** DATA TO EXAMINE follows **

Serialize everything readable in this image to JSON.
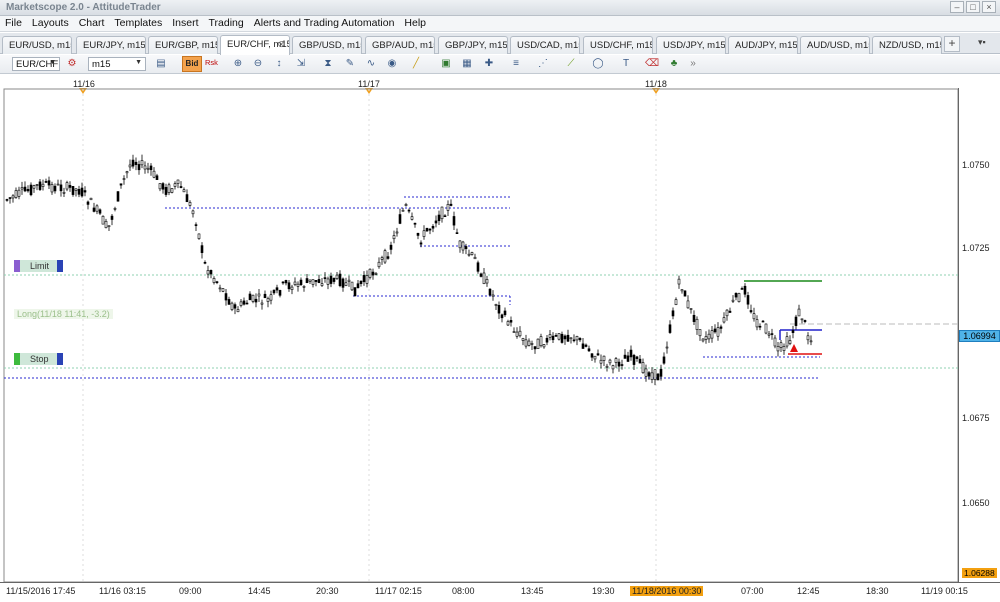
{
  "window": {
    "title": "Marketscope 2.0 - AttitudeTrader"
  },
  "menu": [
    "File",
    "Layouts",
    "Chart",
    "Templates",
    "Insert",
    "Trading",
    "Alerts and Trading Automation",
    "Help"
  ],
  "tabs": [
    {
      "label": "EUR/USD, m15",
      "active": false
    },
    {
      "label": "EUR/JPY, m15",
      "active": false
    },
    {
      "label": "EUR/GBP, m15",
      "active": false
    },
    {
      "label": "EUR/CHF, m15",
      "active": true
    },
    {
      "label": "GBP/USD, m15",
      "active": false
    },
    {
      "label": "GBP/AUD, m15",
      "active": false
    },
    {
      "label": "GBP/JPY, m15",
      "active": false
    },
    {
      "label": "USD/CAD, m15",
      "active": false
    },
    {
      "label": "USD/CHF, m15",
      "active": false
    },
    {
      "label": "USD/JPY, m15",
      "active": false
    },
    {
      "label": "AUD/JPY, m15",
      "active": false
    },
    {
      "label": "AUD/USD, m15",
      "active": false
    },
    {
      "label": "NZD/USD, m15",
      "active": false
    }
  ],
  "toolbar": {
    "instrument": "EUR/CHF",
    "timeframe": "m15",
    "bid_label": "Bid",
    "risk_label": "Rsk"
  },
  "chart": {
    "date_markers": [
      "11/16",
      "11/17",
      "11/18"
    ],
    "price_labels": [
      "1.0750",
      "1.0725",
      "1.0700",
      "1.0675",
      "1.0650"
    ],
    "current_price": "1.06994",
    "low_price": "1.06288",
    "time_labels": [
      "11/15/2016 17:45",
      "11/16 03:15",
      "09:00",
      "14:45",
      "20:30",
      "11/17 02:15",
      "08:00",
      "13:45",
      "19:30",
      "11/18/2016 00:30",
      "07:00",
      "12:45",
      "18:30",
      "11/19 00:15"
    ],
    "limit_label": "Limit",
    "stop_label": "Stop",
    "position_label": "Long(11/18 11:41, -3.2)",
    "colors": {
      "candle": "#000000",
      "level": "#2a2ad0",
      "tp": "#1a8a1a",
      "sl": "#e01010",
      "limit_line": "#8fd0b0"
    }
  }
}
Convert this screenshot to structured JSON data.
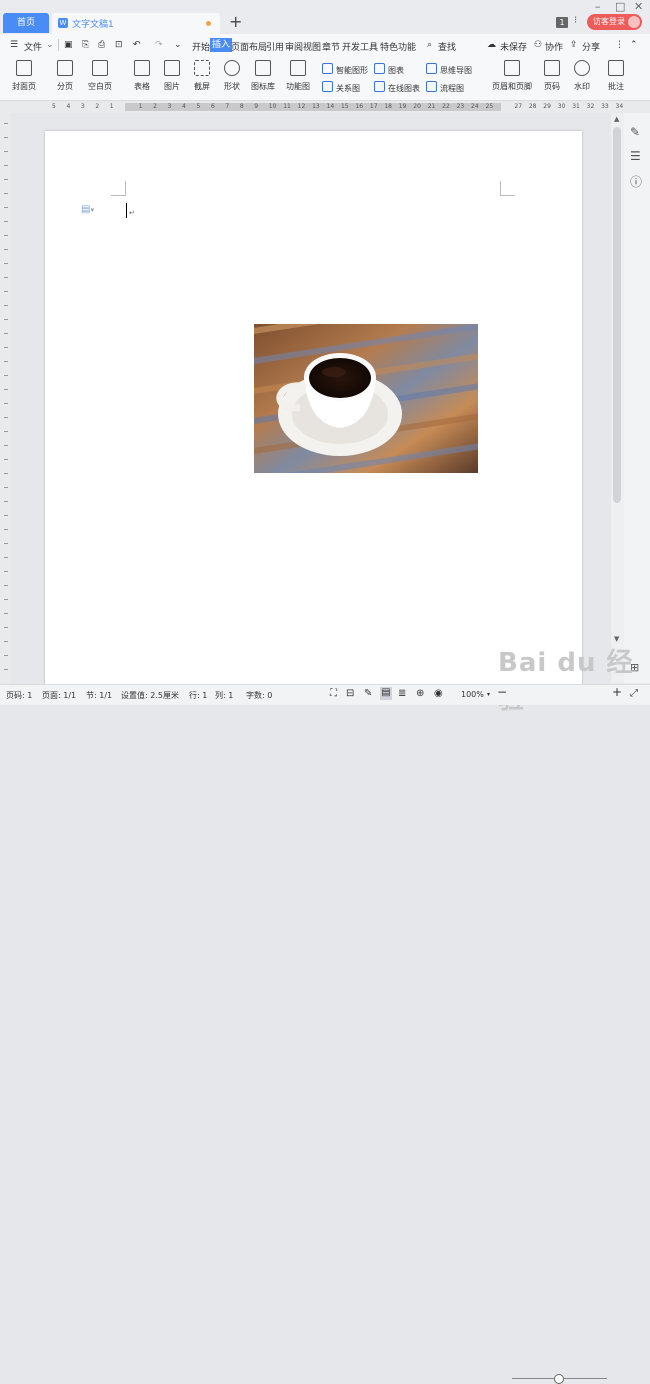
{
  "tabs": {
    "home": "首页",
    "doc": "文字文稿1",
    "login": "访客登录",
    "count": "1"
  },
  "menu": {
    "file": "文件",
    "items": [
      "开始",
      "插入",
      "页面布局",
      "引用",
      "审阅",
      "视图",
      "章节",
      "开发工具",
      "特色功能"
    ],
    "active": "插入",
    "search": "查找",
    "unsaved": "未保存",
    "collab": "协作",
    "share": "分享"
  },
  "ribbon": {
    "big": [
      "封面页",
      "分页",
      "空白页",
      "表格",
      "图片",
      "截屏",
      "形状",
      "图标库",
      "功能图"
    ],
    "small_left": [
      "智能图形",
      "关系图"
    ],
    "small_mid": [
      "图表",
      "在线图表"
    ],
    "small_right": [
      "思维导图",
      "流程图"
    ],
    "big_right": [
      "页眉和页脚",
      "页码",
      "水印",
      "批注"
    ]
  },
  "ruler": {
    "ticks": [
      "5",
      "4",
      "3",
      "2",
      "1",
      "",
      "1",
      "2",
      "3",
      "4",
      "5",
      "6",
      "7",
      "8",
      "9",
      "10",
      "11",
      "12",
      "13",
      "14",
      "15",
      "16",
      "17",
      "18",
      "19",
      "20",
      "21",
      "22",
      "23",
      "24",
      "25",
      "",
      "27",
      "28",
      "29",
      "30",
      "31",
      "32",
      "33",
      "34"
    ]
  },
  "status": {
    "page": "页码: 1",
    "pages": "页面: 1/1",
    "section": "节: 1/1",
    "setting": "设置值: 2.5厘米",
    "row": "行: 1",
    "col": "列: 1",
    "words": "字数: 0",
    "zoom": "100%"
  },
  "watermark": "Bai du 经验"
}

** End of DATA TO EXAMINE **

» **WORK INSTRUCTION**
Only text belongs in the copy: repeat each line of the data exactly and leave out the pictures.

» **THE ANSWER**
Serialize everything readable in this image to JSON.
{
  "window": {
    "title": "Marketscope 2.0 - AttitudeTrader"
  },
  "menu": [
    "File",
    "Layouts",
    "Chart",
    "Templates",
    "Insert",
    "Trading",
    "Alerts and Trading Automation",
    "Help"
  ],
  "tabs": [
    {
      "label": "EUR/USD, m15",
      "active": false
    },
    {
      "label": "EUR/JPY, m15",
      "active": false
    },
    {
      "label": "EUR/GBP, m15",
      "active": false
    },
    {
      "label": "EUR/CHF, m15",
      "active": true
    },
    {
      "label": "GBP/USD, m15",
      "active": false
    },
    {
      "label": "GBP/AUD, m15",
      "active": false
    },
    {
      "label": "GBP/JPY, m15",
      "active": false
    },
    {
      "label": "USD/CAD, m15",
      "active": false
    },
    {
      "label": "USD/CHF, m15",
      "active": false
    },
    {
      "label": "USD/JPY, m15",
      "active": false
    },
    {
      "label": "AUD/JPY, m15",
      "active": false
    },
    {
      "label": "AUD/USD, m15",
      "active": false
    },
    {
      "label": "NZD/USD, m15",
      "active": false
    }
  ],
  "toolbar": {
    "instrument": "EUR/CHF",
    "timeframe": "m15",
    "bid_label": "Bid",
    "risk_label": "Rsk"
  },
  "chart": {
    "date_markers": [
      "11/16",
      "11/17",
      "11/18"
    ],
    "price_labels": [
      "1.0750",
      "1.0725",
      "1.0700",
      "1.0675",
      "1.0650"
    ],
    "current_price": "1.06994",
    "low_price": "1.06288",
    "time_labels": [
      "11/15/2016 17:45",
      "11/16 03:15",
      "09:00",
      "14:45",
      "20:30",
      "11/17 02:15",
      "08:00",
      "13:45",
      "19:30",
      "11/18/2016 00:30",
      "07:00",
      "12:45",
      "18:30",
      "11/19 00:15"
    ],
    "limit_label": "Limit",
    "stop_label": "Stop",
    "position_label": "Long(11/18 11:41, -3.2)",
    "colors": {
      "candle": "#000000",
      "level": "#2a2ad0",
      "tp": "#1a8a1a",
      "sl": "#e01010",
      "limit_line": "#8fd0b0"
    }
  }
}
Convert this screenshot to structured JSON data.
{
  "tabs": {
    "home": "首页",
    "doc": "文字文稿1",
    "login": "访客登录",
    "count": "1"
  },
  "menu": {
    "file": "文件",
    "items": [
      "开始",
      "插入",
      "页面布局",
      "引用",
      "审阅",
      "视图",
      "章节",
      "开发工具",
      "特色功能"
    ],
    "active": "插入",
    "search": "查找",
    "unsaved": "未保存",
    "collab": "协作",
    "share": "分享"
  },
  "ribbon": {
    "big": [
      "封面页",
      "分页",
      "空白页",
      "表格",
      "图片",
      "截屏",
      "形状",
      "图标库",
      "功能图"
    ],
    "small_left": [
      "智能图形",
      "关系图"
    ],
    "small_mid": [
      "图表",
      "在线图表"
    ],
    "small_right": [
      "思维导图",
      "流程图"
    ],
    "big_right": [
      "页眉和页脚",
      "页码",
      "水印",
      "批注"
    ]
  },
  "ruler": {
    "ticks": [
      "5",
      "4",
      "3",
      "2",
      "1",
      "",
      "1",
      "2",
      "3",
      "4",
      "5",
      "6",
      "7",
      "8",
      "9",
      "10",
      "11",
      "12",
      "13",
      "14",
      "15",
      "16",
      "17",
      "18",
      "19",
      "20",
      "21",
      "22",
      "23",
      "24",
      "25",
      "",
      "27",
      "28",
      "29",
      "30",
      "31",
      "32",
      "33",
      "34"
    ]
  },
  "status": {
    "page": "页码: 1",
    "pages": "页面: 1/1",
    "section": "节: 1/1",
    "setting": "设置值: 2.5厘米",
    "row": "行: 1",
    "col": "列: 1",
    "words": "字数: 0",
    "zoom": "100%"
  },
  "watermark": "Bai du 经验"
}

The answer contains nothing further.